# THE PROBLEM
In your answer, print each of the records below exactly.

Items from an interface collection
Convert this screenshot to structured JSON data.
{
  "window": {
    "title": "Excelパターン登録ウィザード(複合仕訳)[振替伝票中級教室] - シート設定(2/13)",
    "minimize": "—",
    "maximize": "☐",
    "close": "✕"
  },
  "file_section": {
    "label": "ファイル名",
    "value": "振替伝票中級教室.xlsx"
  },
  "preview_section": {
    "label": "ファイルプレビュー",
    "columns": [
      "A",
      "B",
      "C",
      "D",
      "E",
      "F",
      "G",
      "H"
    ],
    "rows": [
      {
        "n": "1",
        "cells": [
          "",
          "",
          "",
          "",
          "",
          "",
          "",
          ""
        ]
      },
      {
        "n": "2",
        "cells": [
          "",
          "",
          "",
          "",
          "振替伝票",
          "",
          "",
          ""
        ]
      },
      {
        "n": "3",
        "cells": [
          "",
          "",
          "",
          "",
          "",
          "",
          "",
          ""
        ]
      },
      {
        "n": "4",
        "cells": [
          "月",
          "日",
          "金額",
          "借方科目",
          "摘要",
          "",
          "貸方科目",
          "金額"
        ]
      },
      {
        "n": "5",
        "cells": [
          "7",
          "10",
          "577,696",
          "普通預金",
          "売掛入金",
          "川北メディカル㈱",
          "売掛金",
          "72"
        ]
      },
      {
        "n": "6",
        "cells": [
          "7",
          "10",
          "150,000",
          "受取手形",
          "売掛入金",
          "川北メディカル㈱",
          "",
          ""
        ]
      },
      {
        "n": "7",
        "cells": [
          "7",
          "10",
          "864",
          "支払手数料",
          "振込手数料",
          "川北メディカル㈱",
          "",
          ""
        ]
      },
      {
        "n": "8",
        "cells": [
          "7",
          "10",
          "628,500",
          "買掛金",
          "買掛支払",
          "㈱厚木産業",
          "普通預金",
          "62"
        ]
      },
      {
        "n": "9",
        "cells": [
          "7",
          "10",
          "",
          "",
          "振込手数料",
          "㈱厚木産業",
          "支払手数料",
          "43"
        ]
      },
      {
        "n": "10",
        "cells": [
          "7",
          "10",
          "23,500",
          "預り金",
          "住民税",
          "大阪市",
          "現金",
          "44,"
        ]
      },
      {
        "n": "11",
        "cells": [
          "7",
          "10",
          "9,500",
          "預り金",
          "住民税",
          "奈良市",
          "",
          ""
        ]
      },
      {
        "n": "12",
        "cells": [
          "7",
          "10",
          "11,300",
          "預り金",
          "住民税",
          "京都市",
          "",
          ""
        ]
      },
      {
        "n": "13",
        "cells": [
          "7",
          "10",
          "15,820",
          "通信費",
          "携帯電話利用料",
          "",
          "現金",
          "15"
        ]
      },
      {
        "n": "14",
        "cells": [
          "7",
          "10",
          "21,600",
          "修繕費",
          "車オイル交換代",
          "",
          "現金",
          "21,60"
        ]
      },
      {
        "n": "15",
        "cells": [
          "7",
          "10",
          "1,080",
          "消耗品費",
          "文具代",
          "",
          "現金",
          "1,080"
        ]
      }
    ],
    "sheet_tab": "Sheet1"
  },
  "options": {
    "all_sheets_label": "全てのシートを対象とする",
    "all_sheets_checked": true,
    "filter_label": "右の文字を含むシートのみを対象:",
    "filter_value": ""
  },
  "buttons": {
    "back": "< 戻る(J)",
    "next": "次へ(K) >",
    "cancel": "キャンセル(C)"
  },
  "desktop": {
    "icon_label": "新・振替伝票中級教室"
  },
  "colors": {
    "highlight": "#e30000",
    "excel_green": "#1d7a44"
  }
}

# ANSWER SPACE
Convert this screenshot to structured JSON data.
{
  "window": {
    "title": "Excelパターン登録ウィザード(複合仕訳)[振替伝票中級教室] - シート設定(2/13)",
    "minimize": "—",
    "maximize": "☐",
    "close": "✕"
  },
  "file_section": {
    "label": "ファイル名",
    "value": "振替伝票中級教室.xlsx"
  },
  "preview_section": {
    "label": "ファイルプレビュー",
    "columns": [
      "A",
      "B",
      "C",
      "D",
      "E",
      "F",
      "G",
      "H"
    ],
    "rows": [
      {
        "n": "1",
        "cells": [
          "",
          "",
          "",
          "",
          "",
          "",
          "",
          ""
        ]
      },
      {
        "n": "2",
        "cells": [
          "",
          "",
          "",
          "",
          "振替伝票",
          "",
          "",
          ""
        ]
      },
      {
        "n": "3",
        "cells": [
          "",
          "",
          "",
          "",
          "",
          "",
          "",
          ""
        ]
      },
      {
        "n": "4",
        "cells": [
          "月",
          "日",
          "金額",
          "借方科目",
          "摘要",
          "",
          "貸方科目",
          "金額"
        ]
      },
      {
        "n": "5",
        "cells": [
          "7",
          "10",
          "577,696",
          "普通預金",
          "売掛入金",
          "川北メディカル㈱",
          "売掛金",
          "72"
        ]
      },
      {
        "n": "6",
        "cells": [
          "7",
          "10",
          "150,000",
          "受取手形",
          "売掛入金",
          "川北メディカル㈱",
          "",
          ""
        ]
      },
      {
        "n": "7",
        "cells": [
          "7",
          "10",
          "864",
          "支払手数料",
          "振込手数料",
          "川北メディカル㈱",
          "",
          ""
        ]
      },
      {
        "n": "8",
        "cells": [
          "7",
          "10",
          "628,500",
          "買掛金",
          "買掛支払",
          "㈱厚木産業",
          "普通預金",
          "62"
        ]
      },
      {
        "n": "9",
        "cells": [
          "7",
          "10",
          "",
          "",
          "振込手数料",
          "㈱厚木産業",
          "支払手数料",
          "43"
        ]
      },
      {
        "n": "10",
        "cells": [
          "7",
          "10",
          "23,500",
          "預り金",
          "住民税",
          "大阪市",
          "現金",
          "44,"
        ]
      },
      {
        "n": "11",
        "cells": [
          "7",
          "10",
          "9,500",
          "預り金",
          "住民税",
          "奈良市",
          "",
          ""
        ]
      },
      {
        "n": "12",
        "cells": [
          "7",
          "10",
          "11,300",
          "預り金",
          "住民税",
          "京都市",
          "",
          ""
        ]
      },
      {
        "n": "13",
        "cells": [
          "7",
          "10",
          "15,820",
          "通信費",
          "携帯電話利用料",
          "",
          "現金",
          "15"
        ]
      },
      {
        "n": "14",
        "cells": [
          "7",
          "10",
          "21,600",
          "修繕費",
          "車オイル交換代",
          "",
          "現金",
          "21,60"
        ]
      },
      {
        "n": "15",
        "cells": [
          "7",
          "10",
          "1,080",
          "消耗品費",
          "文具代",
          "",
          "現金",
          "1,080"
        ]
      }
    ],
    "sheet_tab": "Sheet1"
  },
  "options": {
    "all_sheets_label": "全てのシートを対象とする",
    "all_sheets_checked": true,
    "filter_label": "右の文字を含むシートのみを対象:",
    "filter_value": ""
  },
  "buttons": {
    "back": "< 戻る(J)",
    "next": "次へ(K) >",
    "cancel": "キャンセル(C)"
  },
  "desktop": {
    "icon_label": "新・振替伝票中級教室"
  },
  "colors": {
    "highlight": "#e30000",
    "excel_green": "#1d7a44"
  }
}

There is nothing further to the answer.